[Entries from a dataset of interfaces]
↓

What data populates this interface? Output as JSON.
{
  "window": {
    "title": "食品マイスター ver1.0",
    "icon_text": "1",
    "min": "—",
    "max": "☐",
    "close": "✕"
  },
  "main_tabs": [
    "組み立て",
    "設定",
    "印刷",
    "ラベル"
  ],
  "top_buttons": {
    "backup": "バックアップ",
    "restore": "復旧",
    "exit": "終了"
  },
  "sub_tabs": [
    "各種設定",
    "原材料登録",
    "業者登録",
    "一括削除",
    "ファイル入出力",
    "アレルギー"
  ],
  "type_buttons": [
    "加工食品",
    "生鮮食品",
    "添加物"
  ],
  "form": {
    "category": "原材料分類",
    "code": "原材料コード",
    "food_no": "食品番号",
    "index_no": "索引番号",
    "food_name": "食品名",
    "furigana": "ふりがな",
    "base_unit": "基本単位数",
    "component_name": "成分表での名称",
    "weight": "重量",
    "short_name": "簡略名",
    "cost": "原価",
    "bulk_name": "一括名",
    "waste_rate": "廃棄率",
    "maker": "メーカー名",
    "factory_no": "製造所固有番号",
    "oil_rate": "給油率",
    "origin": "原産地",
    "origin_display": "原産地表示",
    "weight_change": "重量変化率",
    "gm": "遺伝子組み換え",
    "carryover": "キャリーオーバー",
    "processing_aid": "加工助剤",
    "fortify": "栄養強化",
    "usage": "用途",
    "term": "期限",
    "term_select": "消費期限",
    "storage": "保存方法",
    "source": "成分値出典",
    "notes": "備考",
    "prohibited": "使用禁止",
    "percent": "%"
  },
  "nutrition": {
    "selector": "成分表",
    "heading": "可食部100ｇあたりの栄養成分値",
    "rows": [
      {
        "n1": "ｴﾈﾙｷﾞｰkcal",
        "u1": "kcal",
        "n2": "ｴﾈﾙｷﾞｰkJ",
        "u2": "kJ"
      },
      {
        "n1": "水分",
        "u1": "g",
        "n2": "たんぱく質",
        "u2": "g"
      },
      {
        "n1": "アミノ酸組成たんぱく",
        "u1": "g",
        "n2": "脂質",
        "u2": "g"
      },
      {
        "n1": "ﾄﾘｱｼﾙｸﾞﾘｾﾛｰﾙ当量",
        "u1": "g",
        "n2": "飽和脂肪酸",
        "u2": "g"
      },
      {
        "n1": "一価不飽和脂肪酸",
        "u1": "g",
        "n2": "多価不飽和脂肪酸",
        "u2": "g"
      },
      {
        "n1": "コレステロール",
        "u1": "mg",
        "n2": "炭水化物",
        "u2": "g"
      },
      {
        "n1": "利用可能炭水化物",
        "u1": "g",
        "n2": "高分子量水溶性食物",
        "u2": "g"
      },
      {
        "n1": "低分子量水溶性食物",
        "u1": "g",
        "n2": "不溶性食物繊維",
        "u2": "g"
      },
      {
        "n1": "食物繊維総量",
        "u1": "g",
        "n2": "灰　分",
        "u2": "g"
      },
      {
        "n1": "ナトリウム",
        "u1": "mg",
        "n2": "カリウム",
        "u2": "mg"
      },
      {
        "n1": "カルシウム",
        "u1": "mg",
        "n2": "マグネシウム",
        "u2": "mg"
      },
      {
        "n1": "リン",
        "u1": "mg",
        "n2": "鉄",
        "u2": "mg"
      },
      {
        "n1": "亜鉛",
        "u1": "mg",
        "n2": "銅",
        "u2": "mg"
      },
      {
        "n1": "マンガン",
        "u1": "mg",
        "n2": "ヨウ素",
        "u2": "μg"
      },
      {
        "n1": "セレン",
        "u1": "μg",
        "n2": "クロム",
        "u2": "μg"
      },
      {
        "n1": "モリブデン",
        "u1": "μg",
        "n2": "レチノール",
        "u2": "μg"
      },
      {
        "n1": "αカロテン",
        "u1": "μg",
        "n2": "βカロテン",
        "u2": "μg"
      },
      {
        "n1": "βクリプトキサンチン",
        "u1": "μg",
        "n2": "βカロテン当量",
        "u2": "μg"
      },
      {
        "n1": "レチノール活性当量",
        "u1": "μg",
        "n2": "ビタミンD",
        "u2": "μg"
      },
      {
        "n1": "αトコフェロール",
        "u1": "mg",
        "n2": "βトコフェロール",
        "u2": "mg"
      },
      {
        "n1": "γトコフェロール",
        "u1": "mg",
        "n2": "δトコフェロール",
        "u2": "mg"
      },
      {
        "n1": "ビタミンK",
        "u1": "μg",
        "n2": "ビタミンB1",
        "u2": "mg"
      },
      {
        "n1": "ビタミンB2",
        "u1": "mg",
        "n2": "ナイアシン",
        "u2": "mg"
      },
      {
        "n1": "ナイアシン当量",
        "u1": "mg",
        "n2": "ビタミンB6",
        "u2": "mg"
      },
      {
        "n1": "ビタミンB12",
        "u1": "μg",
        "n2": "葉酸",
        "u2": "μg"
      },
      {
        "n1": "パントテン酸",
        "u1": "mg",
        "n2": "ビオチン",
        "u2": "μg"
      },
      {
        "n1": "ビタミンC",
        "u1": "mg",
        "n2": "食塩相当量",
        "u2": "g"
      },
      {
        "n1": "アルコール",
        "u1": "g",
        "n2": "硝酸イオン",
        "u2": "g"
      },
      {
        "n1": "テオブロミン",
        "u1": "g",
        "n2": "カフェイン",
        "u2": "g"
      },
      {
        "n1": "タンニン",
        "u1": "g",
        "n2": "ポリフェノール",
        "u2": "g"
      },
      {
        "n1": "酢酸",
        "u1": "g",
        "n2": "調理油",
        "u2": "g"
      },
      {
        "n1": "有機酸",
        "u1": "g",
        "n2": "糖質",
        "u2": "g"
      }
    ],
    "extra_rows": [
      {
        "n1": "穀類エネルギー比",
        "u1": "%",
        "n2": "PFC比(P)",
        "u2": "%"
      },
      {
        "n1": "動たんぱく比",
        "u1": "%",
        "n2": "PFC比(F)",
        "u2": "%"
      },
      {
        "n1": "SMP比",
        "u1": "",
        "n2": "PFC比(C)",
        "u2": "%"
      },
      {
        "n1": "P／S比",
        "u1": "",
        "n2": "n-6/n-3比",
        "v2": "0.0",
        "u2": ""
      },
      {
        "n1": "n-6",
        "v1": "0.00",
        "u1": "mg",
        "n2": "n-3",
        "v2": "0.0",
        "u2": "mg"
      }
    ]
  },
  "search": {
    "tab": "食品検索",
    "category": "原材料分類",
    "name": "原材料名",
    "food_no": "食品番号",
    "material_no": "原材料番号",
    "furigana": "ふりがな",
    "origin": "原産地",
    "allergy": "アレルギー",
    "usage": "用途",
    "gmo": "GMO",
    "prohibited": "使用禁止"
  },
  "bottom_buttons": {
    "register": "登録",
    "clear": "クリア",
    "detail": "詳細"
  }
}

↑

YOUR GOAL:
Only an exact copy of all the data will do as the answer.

ANSWER BOX:
What data populates this interface? Output as JSON.
{
  "window": {
    "title": "食品マイスター ver1.0",
    "icon_text": "1",
    "min": "—",
    "max": "☐",
    "close": "✕"
  },
  "main_tabs": [
    "組み立て",
    "設定",
    "印刷",
    "ラベル"
  ],
  "top_buttons": {
    "backup": "バックアップ",
    "restore": "復旧",
    "exit": "終了"
  },
  "sub_tabs": [
    "各種設定",
    "原材料登録",
    "業者登録",
    "一括削除",
    "ファイル入出力",
    "アレルギー"
  ],
  "type_buttons": [
    "加工食品",
    "生鮮食品",
    "添加物"
  ],
  "form": {
    "category": "原材料分類",
    "code": "原材料コード",
    "food_no": "食品番号",
    "index_no": "索引番号",
    "food_name": "食品名",
    "furigana": "ふりがな",
    "base_unit": "基本単位数",
    "component_name": "成分表での名称",
    "weight": "重量",
    "short_name": "簡略名",
    "cost": "原価",
    "bulk_name": "一括名",
    "waste_rate": "廃棄率",
    "maker": "メーカー名",
    "factory_no": "製造所固有番号",
    "oil_rate": "給油率",
    "origin": "原産地",
    "origin_display": "原産地表示",
    "weight_change": "重量変化率",
    "gm": "遺伝子組み換え",
    "carryover": "キャリーオーバー",
    "processing_aid": "加工助剤",
    "fortify": "栄養強化",
    "usage": "用途",
    "term": "期限",
    "term_select": "消費期限",
    "storage": "保存方法",
    "source": "成分値出典",
    "notes": "備考",
    "prohibited": "使用禁止",
    "percent": "%"
  },
  "nutrition": {
    "selector": "成分表",
    "heading": "可食部100ｇあたりの栄養成分値",
    "rows": [
      {
        "n1": "ｴﾈﾙｷﾞｰkcal",
        "u1": "kcal",
        "n2": "ｴﾈﾙｷﾞｰkJ",
        "u2": "kJ"
      },
      {
        "n1": "水分",
        "u1": "g",
        "n2": "たんぱく質",
        "u2": "g"
      },
      {
        "n1": "アミノ酸組成たんぱく",
        "u1": "g",
        "n2": "脂質",
        "u2": "g"
      },
      {
        "n1": "ﾄﾘｱｼﾙｸﾞﾘｾﾛｰﾙ当量",
        "u1": "g",
        "n2": "飽和脂肪酸",
        "u2": "g"
      },
      {
        "n1": "一価不飽和脂肪酸",
        "u1": "g",
        "n2": "多価不飽和脂肪酸",
        "u2": "g"
      },
      {
        "n1": "コレステロール",
        "u1": "mg",
        "n2": "炭水化物",
        "u2": "g"
      },
      {
        "n1": "利用可能炭水化物",
        "u1": "g",
        "n2": "高分子量水溶性食物",
        "u2": "g"
      },
      {
        "n1": "低分子量水溶性食物",
        "u1": "g",
        "n2": "不溶性食物繊維",
        "u2": "g"
      },
      {
        "n1": "食物繊維総量",
        "u1": "g",
        "n2": "灰　分",
        "u2": "g"
      },
      {
        "n1": "ナトリウム",
        "u1": "mg",
        "n2": "カリウム",
        "u2": "mg"
      },
      {
        "n1": "カルシウム",
        "u1": "mg",
        "n2": "マグネシウム",
        "u2": "mg"
      },
      {
        "n1": "リン",
        "u1": "mg",
        "n2": "鉄",
        "u2": "mg"
      },
      {
        "n1": "亜鉛",
        "u1": "mg",
        "n2": "銅",
        "u2": "mg"
      },
      {
        "n1": "マンガン",
        "u1": "mg",
        "n2": "ヨウ素",
        "u2": "μg"
      },
      {
        "n1": "セレン",
        "u1": "μg",
        "n2": "クロム",
        "u2": "μg"
      },
      {
        "n1": "モリブデン",
        "u1": "μg",
        "n2": "レチノール",
        "u2": "μg"
      },
      {
        "n1": "αカロテン",
        "u1": "μg",
        "n2": "βカロテン",
        "u2": "μg"
      },
      {
        "n1": "βクリプトキサンチン",
        "u1": "μg",
        "n2": "βカロテン当量",
        "u2": "μg"
      },
      {
        "n1": "レチノール活性当量",
        "u1": "μg",
        "n2": "ビタミンD",
        "u2": "μg"
      },
      {
        "n1": "αトコフェロール",
        "u1": "mg",
        "n2": "βトコフェロール",
        "u2": "mg"
      },
      {
        "n1": "γトコフェロール",
        "u1": "mg",
        "n2": "δトコフェロール",
        "u2": "mg"
      },
      {
        "n1": "ビタミンK",
        "u1": "μg",
        "n2": "ビタミンB1",
        "u2": "mg"
      },
      {
        "n1": "ビタミンB2",
        "u1": "mg",
        "n2": "ナイアシン",
        "u2": "mg"
      },
      {
        "n1": "ナイアシン当量",
        "u1": "mg",
        "n2": "ビタミンB6",
        "u2": "mg"
      },
      {
        "n1": "ビタミンB12",
        "u1": "μg",
        "n2": "葉酸",
        "u2": "μg"
      },
      {
        "n1": "パントテン酸",
        "u1": "mg",
        "n2": "ビオチン",
        "u2": "μg"
      },
      {
        "n1": "ビタミンC",
        "u1": "mg",
        "n2": "食塩相当量",
        "u2": "g"
      },
      {
        "n1": "アルコール",
        "u1": "g",
        "n2": "硝酸イオン",
        "u2": "g"
      },
      {
        "n1": "テオブロミン",
        "u1": "g",
        "n2": "カフェイン",
        "u2": "g"
      },
      {
        "n1": "タンニン",
        "u1": "g",
        "n2": "ポリフェノール",
        "u2": "g"
      },
      {
        "n1": "酢酸",
        "u1": "g",
        "n2": "調理油",
        "u2": "g"
      },
      {
        "n1": "有機酸",
        "u1": "g",
        "n2": "糖質",
        "u2": "g"
      }
    ],
    "extra_rows": [
      {
        "n1": "穀類エネルギー比",
        "u1": "%",
        "n2": "PFC比(P)",
        "u2": "%"
      },
      {
        "n1": "動たんぱく比",
        "u1": "%",
        "n2": "PFC比(F)",
        "u2": "%"
      },
      {
        "n1": "SMP比",
        "u1": "",
        "n2": "PFC比(C)",
        "u2": "%"
      },
      {
        "n1": "P／S比",
        "u1": "",
        "n2": "n-6/n-3比",
        "v2": "0.0",
        "u2": ""
      },
      {
        "n1": "n-6",
        "v1": "0.00",
        "u1": "mg",
        "n2": "n-3",
        "v2": "0.0",
        "u2": "mg"
      }
    ]
  },
  "search": {
    "tab": "食品検索",
    "category": "原材料分類",
    "name": "原材料名",
    "food_no": "食品番号",
    "material_no": "原材料番号",
    "furigana": "ふりがな",
    "origin": "原産地",
    "allergy": "アレルギー",
    "usage": "用途",
    "gmo": "GMO",
    "prohibited": "使用禁止"
  },
  "bottom_buttons": {
    "register": "登録",
    "clear": "クリア",
    "detail": "詳細"
  }
}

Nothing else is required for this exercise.